Granted, interaction between people and brands is a little different – but the philosophy is the same. I recently heard a quote that rang true in my life:
I’d rather have 4 quarters than 100 pennies.
This quote was referring to the amounts of friendships we cultivate – I’d rather have 4 close friends than 100 acquaintances. Our feelings about social media should be the same! I’d rather have 500 fans of my page who are connected to my brand – and want to be connected – than 2,000 likes who are there just watching, but not connecting.
If I had spent my time at the networking event talking with other owners about their businesses, asking them questions about their goals and desires, maybe I would have made some valuable connections. If, instead of awkwardly throwing the “like” card down on the table after an interaction, I had discussed with them why I enjoyed what they had to say, I would have cultivated real connection and started a real relationship. How much more beneficial would my time have been then!?
When thinking about social media in the days to come, I urge you to think of these points in planning your posts and interactions:
- Social media is not a storefront. If you spend your time on social media shouting from the rooftops that you have widgets on sale buy one get one free, you will lose your audience. They’ll tune out and know that you have widgets, but not feel any connection to you. Use social media as a communication tool and not as a store front.
- Remember you’re dealing with people. Post content that your customers find interesting. Put things out there that they want to read. Better yet, connect them with people and make them feel like they’re sitting in front of you when they’re alone on their computer or scrolling through their feed on their phones.
- Crave the connection. Find out how to inspire feeling with your social media. It can be as simple as something that they do like and want to see, or even better, something they want to interact with. Ask your customers a question they’ll want to answer that’ll be feedback you can use in your business.
- Don’t just talk – listen. You know that friend who always talks about himself and never gives anyone else a chance to get a word in edgewise? Yeah, that guy sucks just as much on social media as he does in real life. Spend time listening and responding. Make social media a conversation – not a commercial.
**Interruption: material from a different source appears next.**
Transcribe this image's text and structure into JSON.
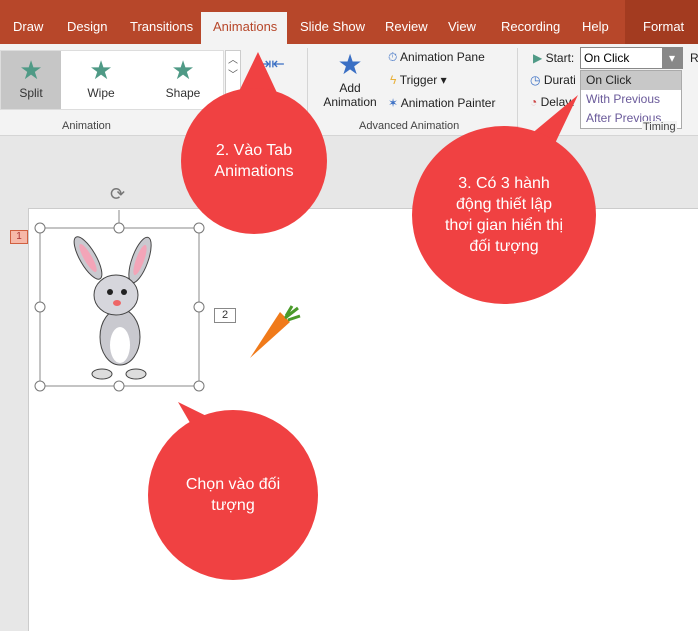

What’s something you can do to succeed more with your social media? I’d love to hear some successes and failures you’ve witness (or created)!